No record may be left out; print them all verbatim.

:::

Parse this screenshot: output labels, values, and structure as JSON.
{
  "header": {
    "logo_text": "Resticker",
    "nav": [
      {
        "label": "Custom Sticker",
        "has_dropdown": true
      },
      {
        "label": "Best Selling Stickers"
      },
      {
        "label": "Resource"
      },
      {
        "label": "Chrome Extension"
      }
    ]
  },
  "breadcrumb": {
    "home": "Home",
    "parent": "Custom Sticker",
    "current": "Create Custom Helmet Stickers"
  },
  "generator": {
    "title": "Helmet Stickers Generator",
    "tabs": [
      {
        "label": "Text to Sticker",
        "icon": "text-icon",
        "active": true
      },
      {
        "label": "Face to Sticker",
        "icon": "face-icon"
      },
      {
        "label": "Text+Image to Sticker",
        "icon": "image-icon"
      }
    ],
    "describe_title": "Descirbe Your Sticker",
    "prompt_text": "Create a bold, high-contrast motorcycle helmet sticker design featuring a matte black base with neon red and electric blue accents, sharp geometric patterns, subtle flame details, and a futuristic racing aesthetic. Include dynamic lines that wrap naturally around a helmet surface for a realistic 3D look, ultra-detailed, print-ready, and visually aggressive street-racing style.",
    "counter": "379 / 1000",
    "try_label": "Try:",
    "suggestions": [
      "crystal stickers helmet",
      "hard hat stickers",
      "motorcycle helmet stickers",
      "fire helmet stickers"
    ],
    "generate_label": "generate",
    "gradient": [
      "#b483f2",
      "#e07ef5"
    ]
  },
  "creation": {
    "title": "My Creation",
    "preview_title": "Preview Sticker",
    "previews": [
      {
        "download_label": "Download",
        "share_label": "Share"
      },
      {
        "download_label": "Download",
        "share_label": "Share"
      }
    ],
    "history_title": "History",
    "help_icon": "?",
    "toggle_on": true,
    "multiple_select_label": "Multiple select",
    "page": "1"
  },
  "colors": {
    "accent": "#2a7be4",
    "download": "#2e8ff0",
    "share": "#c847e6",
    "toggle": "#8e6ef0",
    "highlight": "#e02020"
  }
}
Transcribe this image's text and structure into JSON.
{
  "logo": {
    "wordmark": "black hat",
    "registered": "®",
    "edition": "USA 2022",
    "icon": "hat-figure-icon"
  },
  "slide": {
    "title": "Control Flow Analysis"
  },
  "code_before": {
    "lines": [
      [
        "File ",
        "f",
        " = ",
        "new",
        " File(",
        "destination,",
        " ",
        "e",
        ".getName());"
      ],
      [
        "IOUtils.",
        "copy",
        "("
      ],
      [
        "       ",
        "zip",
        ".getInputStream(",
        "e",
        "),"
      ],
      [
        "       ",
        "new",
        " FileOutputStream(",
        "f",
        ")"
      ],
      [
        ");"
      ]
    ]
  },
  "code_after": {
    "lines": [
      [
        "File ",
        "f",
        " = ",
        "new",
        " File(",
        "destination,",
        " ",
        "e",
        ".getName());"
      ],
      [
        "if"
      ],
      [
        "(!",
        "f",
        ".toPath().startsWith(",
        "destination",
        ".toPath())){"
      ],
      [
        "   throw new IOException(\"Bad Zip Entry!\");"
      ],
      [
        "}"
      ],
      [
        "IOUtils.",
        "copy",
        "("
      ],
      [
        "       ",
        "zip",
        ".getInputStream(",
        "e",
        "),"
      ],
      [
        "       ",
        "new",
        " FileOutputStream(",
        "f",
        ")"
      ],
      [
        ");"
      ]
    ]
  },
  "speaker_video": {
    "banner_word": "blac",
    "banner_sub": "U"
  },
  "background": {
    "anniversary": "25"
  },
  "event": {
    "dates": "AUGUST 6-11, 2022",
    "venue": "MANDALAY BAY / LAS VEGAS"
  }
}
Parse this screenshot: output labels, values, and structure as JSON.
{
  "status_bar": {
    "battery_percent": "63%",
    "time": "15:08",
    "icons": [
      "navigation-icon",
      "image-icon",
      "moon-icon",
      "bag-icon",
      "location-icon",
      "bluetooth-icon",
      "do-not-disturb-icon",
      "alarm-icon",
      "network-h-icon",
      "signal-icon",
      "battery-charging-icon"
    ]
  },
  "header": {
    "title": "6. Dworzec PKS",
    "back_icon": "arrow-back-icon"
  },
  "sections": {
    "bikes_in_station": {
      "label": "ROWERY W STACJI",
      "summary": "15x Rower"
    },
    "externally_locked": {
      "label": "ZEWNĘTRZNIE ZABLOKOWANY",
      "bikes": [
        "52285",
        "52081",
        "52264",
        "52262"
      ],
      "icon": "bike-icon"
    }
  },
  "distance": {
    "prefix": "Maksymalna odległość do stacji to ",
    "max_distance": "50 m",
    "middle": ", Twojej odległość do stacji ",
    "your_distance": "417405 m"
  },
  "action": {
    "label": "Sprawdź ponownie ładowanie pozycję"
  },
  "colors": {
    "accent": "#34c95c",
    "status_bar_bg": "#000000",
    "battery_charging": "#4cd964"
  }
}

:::

#### WRITTEN ANSWER
Parse this screenshot: output labels, values, and structure as JSON.
{
  "header": {
    "logo_text": "Resticker",
    "nav": [
      {
        "label": "Custom Sticker",
        "has_dropdown": true
      },
      {
        "label": "Best Selling Stickers"
      },
      {
        "label": "Resource"
      },
      {
        "label": "Chrome Extension"
      }
    ]
  },
  "breadcrumb": {
    "home": "Home",
    "parent": "Custom Sticker",
    "current": "Create Custom Helmet Stickers"
  },
  "generator": {
    "title": "Helmet Stickers Generator",
    "tabs": [
      {
        "label": "Text to Sticker",
        "icon": "text-icon",
        "active": true
      },
      {
        "label": "Face to Sticker",
        "icon": "face-icon"
      },
      {
        "label": "Text+Image to Sticker",
        "icon": "image-icon"
      }
    ],
    "describe_title": "Descirbe Your Sticker",
    "prompt_text": "Create a bold, high-contrast motorcycle helmet sticker design featuring a matte black base with neon red and electric blue accents, sharp geometric patterns, subtle flame details, and a futuristic racing aesthetic. Include dynamic lines that wrap naturally around a helmet surface for a realistic 3D look, ultra-detailed, print-ready, and visually aggressive street-racing style.",
    "counter": "379 / 1000",
    "try_label": "Try:",
    "suggestions": [
      "crystal stickers helmet",
      "hard hat stickers",
      "motorcycle helmet stickers",
      "fire helmet stickers"
    ],
    "generate_label": "generate",
    "gradient": [
      "#b483f2",
      "#e07ef5"
    ]
  },
  "creation": {
    "title": "My Creation",
    "preview_title": "Preview Sticker",
    "previews": [
      {
        "download_label": "Download",
        "share_label": "Share"
      },
      {
        "download_label": "Download",
        "share_label": "Share"
      }
    ],
    "history_title": "History",
    "help_icon": "?",
    "toggle_on": true,
    "multiple_select_label": "Multiple select",
    "page": "1"
  },
  "colors": {
    "accent": "#2a7be4",
    "download": "#2e8ff0",
    "share": "#c847e6",
    "toggle": "#8e6ef0",
    "highlight": "#e02020"
  }
}
Transcribe this image's text and structure into JSON.
{
  "logo": {
    "wordmark": "black hat",
    "registered": "®",
    "edition": "USA 2022",
    "icon": "hat-figure-icon"
  },
  "slide": {
    "title": "Control Flow Analysis"
  },
  "code_before": {
    "lines": [
      [
        "File ",
        "f",
        " = ",
        "new",
        " File(",
        "destination,",
        " ",
        "e",
        ".getName());"
      ],
      [
        "IOUtils.",
        "copy",
        "("
      ],
      [
        "       ",
        "zip",
        ".getInputStream(",
        "e",
        "),"
      ],
      [
        "       ",
        "new",
        " FileOutputStream(",
        "f",
        ")"
      ],
      [
        ");"
      ]
    ]
  },
  "code_after": {
    "lines": [
      [
        "File ",
        "f",
        " = ",
        "new",
        " File(",
        "destination,",
        " ",
        "e",
        ".getName());"
      ],
      [
        "if"
      ],
      [
        "(!",
        "f",
        ".toPath().startsWith(",
        "destination",
        ".toPath())){"
      ],
      [
        "   throw new IOException(\"Bad Zip Entry!\");"
      ],
      [
        "}"
      ],
      [
        "IOUtils.",
        "copy",
        "("
      ],
      [
        "       ",
        "zip",
        ".getInputStream(",
        "e",
        "),"
      ],
      [
        "       ",
        "new",
        " FileOutputStream(",
        "f",
        ")"
      ],
      [
        ");"
      ]
    ]
  },
  "speaker_video": {
    "banner_word": "blac",
    "banner_sub": "U"
  },
  "background": {
    "anniversary": "25"
  },
  "event": {
    "dates": "AUGUST 6-11, 2022",
    "venue": "MANDALAY BAY / LAS VEGAS"
  }
}
Parse this screenshot: output labels, values, and structure as JSON.
{
  "status_bar": {
    "battery_percent": "63%",
    "time": "15:08",
    "icons": [
      "navigation-icon",
      "image-icon",
      "moon-icon",
      "bag-icon",
      "location-icon",
      "bluetooth-icon",
      "do-not-disturb-icon",
      "alarm-icon",
      "network-h-icon",
      "signal-icon",
      "battery-charging-icon"
    ]
  },
  "header": {
    "title": "6. Dworzec PKS",
    "back_icon": "arrow-back-icon"
  },
  "sections": {
    "bikes_in_station": {
      "label": "ROWERY W STACJI",
      "summary": "15x Rower"
    },
    "externally_locked": {
      "label": "ZEWNĘTRZNIE ZABLOKOWANY",
      "bikes": [
        "52285",
        "52081",
        "52264",
        "52262"
      ],
      "icon": "bike-icon"
    }
  },
  "distance": {
    "prefix": "Maksymalna odległość do stacji to ",
    "max_distance": "50 m",
    "middle": ", Twojej odległość do stacji ",
    "your_distance": "417405 m"
  },
  "action": {
    "label": "Sprawdź ponownie ładowanie pozycję"
  },
  "colors": {
    "accent": "#34c95c",
    "status_bar_bg": "#000000",
    "battery_charging": "#4cd964"
  }
}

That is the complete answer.